4 Bad Reasons to Skip Applying for B-School
This post originally appeared on Stacy’s “Strictly Business” MBA Blog on U.S.News.
Self-sabotage is any behavior or emotion that keeps individuals from going after something they want. This mental safety mechanism keeps them in their comfort zone and protects against disappointment, but it also prevents people from stretching and growing to reach their highest potential.
If you really believe that going to business school is the key to unlocking a more fulfilling and lucrative professional life, then don’t sabotage that goal by letting yourself get swayed by these four bad reasons for not pursuing an MBA degree.
1. I have too little or too much work experience. While business schools used to have a requirement of previous work experience – often averaging five years – that has changed considerably over the past decade. Limited professional experience is no longer a hindrance in many cases, since schools actively court applicants of different ages, genders and backgrounds.
Earlier entrance to business school would allow women who plan to have a family to establish their careers first. Also, younger applicants can make the case that the MBA degree is crucial to attaining their already crystalized career goals. Most students would be financially better off in the long run as well if they didn’t delay too long in seeking an MBA, particularly when taking into account the opportunity cost of forgone salary – and schools are aware of this.
On the other end of the spectrum, if you have more than eight years of work experience, there’s no need to fear that your MBA ship has sailed. It’s not about chronological age – it’s more about maturity, readiness and where you are in your career.
If you’re contemplating business school in your mid-30s, the key is to demonstrate confidence, how you’ve progressed professionally and what you’ve contributed on the job. Both younger and olderapplicants get accepted into top programs, so your age and experience level should never be the sole deciding factor of whether to apply to business school.
2. I was denied admission last year. Some people have a hard time dealing with what they perceive as rejection. If you’ve been feeling down ever since you received rejection letters, remember to keep your chin up.
First, elite MBA programs are extremely selective. At the top schools, out of every 100 applications, only around seven to 12 are accepted.
In other words, it’s very much a numbers game when you’re applying to such competitive programs. Only so many spots are available for an overwhelming number of extremely talented candidates.
Applying to an MBA program is seriously hard work. Give yourself some time to recharge from the last go-around, but then get ready to take a critical look at where you can enhance your candidacy before applying again. Make sure every aspect of your application is as polished as humanly possible.
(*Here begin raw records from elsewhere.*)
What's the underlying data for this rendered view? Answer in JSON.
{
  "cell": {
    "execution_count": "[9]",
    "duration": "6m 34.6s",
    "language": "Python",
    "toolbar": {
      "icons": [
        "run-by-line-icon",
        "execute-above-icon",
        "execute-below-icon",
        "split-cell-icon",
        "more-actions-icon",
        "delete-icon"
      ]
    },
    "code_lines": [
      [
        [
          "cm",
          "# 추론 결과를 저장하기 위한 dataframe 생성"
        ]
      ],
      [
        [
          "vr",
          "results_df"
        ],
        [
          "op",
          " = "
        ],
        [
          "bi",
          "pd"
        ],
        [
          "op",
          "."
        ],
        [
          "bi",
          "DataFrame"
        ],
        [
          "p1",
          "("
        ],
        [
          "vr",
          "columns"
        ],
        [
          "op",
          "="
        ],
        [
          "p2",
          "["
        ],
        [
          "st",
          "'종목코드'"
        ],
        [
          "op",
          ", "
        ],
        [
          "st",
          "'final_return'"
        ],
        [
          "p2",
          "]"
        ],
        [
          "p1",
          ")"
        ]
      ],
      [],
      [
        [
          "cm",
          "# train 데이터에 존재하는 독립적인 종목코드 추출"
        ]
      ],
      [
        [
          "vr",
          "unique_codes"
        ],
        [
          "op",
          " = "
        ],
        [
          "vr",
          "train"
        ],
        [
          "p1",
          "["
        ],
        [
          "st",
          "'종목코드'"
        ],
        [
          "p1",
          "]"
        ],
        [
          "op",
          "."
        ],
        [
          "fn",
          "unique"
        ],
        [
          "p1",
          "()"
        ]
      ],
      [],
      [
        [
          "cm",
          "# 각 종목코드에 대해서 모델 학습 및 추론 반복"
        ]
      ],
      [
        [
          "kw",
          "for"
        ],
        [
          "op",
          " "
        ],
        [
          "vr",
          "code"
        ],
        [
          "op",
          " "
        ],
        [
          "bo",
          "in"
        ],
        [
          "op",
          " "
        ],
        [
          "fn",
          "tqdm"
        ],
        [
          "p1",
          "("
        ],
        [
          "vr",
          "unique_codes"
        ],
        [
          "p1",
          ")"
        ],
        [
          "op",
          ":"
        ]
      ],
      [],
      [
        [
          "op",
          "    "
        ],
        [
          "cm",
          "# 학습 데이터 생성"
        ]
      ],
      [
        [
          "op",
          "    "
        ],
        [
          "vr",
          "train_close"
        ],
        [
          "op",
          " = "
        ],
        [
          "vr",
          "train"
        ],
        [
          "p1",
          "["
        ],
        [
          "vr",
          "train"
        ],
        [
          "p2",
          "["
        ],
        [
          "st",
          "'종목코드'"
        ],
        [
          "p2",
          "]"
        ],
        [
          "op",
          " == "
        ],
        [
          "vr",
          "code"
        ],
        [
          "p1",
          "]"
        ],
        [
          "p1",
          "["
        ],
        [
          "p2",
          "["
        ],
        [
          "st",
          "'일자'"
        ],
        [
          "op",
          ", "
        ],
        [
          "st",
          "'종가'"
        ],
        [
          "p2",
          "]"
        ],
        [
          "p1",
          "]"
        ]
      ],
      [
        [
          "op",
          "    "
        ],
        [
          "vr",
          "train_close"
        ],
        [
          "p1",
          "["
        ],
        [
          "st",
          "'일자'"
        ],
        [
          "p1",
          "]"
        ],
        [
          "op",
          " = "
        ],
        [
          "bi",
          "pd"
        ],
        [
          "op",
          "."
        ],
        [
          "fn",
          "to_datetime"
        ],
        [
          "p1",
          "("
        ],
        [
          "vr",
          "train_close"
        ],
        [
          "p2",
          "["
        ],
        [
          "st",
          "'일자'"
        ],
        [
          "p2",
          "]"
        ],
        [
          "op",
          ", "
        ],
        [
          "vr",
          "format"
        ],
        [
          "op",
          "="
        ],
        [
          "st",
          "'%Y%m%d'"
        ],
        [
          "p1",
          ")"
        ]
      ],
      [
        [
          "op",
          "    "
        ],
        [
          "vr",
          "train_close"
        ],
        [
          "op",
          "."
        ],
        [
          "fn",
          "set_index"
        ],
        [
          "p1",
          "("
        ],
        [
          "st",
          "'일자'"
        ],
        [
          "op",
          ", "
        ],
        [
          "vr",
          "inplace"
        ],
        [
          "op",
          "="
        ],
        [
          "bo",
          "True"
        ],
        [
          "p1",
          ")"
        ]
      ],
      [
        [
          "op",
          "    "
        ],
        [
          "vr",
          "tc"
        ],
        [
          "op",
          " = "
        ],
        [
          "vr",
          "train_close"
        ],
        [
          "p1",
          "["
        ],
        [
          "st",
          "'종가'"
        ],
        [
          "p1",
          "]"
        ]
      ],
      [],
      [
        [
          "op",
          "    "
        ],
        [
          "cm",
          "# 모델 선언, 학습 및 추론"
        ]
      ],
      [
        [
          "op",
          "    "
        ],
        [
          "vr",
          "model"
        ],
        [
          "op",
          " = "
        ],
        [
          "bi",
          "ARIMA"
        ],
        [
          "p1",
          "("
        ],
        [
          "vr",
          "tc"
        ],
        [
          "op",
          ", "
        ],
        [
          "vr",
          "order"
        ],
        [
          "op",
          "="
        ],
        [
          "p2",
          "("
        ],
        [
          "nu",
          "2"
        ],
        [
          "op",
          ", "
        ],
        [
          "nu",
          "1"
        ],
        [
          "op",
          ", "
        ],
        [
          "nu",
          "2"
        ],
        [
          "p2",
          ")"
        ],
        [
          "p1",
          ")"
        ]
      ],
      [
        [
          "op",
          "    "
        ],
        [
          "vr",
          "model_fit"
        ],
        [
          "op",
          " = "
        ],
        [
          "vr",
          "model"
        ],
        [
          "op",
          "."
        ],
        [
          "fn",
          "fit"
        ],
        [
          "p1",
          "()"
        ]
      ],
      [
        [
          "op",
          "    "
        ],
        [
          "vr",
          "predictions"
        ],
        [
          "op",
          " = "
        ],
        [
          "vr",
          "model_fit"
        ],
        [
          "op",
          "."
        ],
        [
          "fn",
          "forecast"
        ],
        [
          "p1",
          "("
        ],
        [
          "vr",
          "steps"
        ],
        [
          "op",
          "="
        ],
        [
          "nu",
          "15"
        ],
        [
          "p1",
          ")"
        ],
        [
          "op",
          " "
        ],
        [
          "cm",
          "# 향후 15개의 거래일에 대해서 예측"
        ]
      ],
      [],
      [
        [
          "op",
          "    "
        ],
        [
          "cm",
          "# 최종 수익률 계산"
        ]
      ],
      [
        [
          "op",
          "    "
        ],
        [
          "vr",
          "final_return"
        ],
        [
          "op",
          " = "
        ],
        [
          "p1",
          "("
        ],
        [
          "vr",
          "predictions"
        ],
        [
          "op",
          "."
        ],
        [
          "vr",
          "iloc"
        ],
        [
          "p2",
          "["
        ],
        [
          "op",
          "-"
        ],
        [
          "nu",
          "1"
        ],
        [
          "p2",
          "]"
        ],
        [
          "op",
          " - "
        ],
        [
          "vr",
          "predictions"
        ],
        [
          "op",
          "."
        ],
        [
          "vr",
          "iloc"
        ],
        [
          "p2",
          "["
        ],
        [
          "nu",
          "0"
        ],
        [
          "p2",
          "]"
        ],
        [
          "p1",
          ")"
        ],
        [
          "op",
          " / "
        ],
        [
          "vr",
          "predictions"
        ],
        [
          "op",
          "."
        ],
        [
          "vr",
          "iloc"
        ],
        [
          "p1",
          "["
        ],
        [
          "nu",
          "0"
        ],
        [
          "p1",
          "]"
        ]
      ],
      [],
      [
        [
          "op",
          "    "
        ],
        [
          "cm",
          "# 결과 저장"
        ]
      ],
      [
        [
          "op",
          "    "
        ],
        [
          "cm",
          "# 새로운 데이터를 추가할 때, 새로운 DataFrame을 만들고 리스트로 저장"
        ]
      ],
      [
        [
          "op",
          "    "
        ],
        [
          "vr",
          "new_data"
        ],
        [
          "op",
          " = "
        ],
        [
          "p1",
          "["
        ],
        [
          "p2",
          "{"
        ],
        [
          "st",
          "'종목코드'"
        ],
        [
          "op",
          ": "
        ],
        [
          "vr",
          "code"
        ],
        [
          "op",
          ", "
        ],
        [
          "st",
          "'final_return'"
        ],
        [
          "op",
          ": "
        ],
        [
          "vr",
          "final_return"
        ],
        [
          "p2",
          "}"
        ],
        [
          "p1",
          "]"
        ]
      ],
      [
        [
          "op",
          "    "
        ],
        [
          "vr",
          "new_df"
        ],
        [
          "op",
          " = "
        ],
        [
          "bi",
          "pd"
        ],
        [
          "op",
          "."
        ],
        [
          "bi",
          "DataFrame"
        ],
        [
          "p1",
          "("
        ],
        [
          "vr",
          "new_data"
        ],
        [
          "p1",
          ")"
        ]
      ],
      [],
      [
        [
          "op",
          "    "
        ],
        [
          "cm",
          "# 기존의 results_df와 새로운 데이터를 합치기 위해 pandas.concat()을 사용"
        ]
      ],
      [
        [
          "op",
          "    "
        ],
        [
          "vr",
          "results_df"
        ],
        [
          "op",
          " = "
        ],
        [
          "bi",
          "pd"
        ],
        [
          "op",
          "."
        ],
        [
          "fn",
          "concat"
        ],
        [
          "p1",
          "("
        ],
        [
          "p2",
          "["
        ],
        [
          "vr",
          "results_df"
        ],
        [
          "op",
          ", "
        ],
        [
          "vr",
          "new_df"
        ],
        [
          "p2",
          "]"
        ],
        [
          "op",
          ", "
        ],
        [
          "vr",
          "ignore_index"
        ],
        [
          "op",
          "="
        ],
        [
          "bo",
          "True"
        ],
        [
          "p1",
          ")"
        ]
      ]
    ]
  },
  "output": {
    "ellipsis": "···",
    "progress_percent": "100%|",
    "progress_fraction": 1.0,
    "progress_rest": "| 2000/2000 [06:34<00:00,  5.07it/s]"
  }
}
Whether it’s retaking the GMAT to boost your score, taking a calculus course to prove your quantitative skills or looking at what you can do to strengthen your profile professionally or within your extracurriculars, everyone has room for improvement. We’ve seen many triumphant cases of reapplicants receiving offers of admission from their dream school, so one unsuccessful season should never deter you from trying again.
3. I haven’t done anything amazing to get into a top school. It’s hard not to feel intimidated when you read the admitted student profiles at many of the elite MBA programs, which might include Olympians, successful entrepreneurs, decorated military officers and candidates with outstanding public service experience. However, don’t get psyched out of applying just because you can’t list anything similarly noteworthy on your application.
To stand out in the eyes of the admissions committee, you just need to provide hard proof that you made a difference. But it’s not about the scale of your achievements – rather, it’s the fact that you left indelible footprints. Show that you’re solutions-oriented and provide evidence of situations where you have applied your analysis, formulated an action plan and, most importantly, executed the plan.
Community service is very important to the admissions committee because it provides insights into your deeper interests and the causes you care about. It also shows that you are the type of person who devotes energy to making a community stronger.
Again, it’s not about demonstrating the most compelling act of service. Just show what you care about and how that activity or involvement enriches your life while helping others.
4. Business school is expensive. I won’t try to tell you that an MBA degree from a top business school isn’t pricey. Not only are you spending money on tuition and all of the other associated costs, but in many cases you will forego salary during the length of the program.
While figuring out how to pay for it all can be challenging and intimidating, look at an MBA as a long-term financial investment. Fortunately, schools are deeply committed to working with students to find a solution to financing school through a combination of loans and scholarships.
I strongly believe that where there’s a will there’s a way and that the MBA degree pays off in many ways, both quantifiable and priceless. So shake off those self-sabotaging thoughts and get started on creating your own path to the professional goals you seek.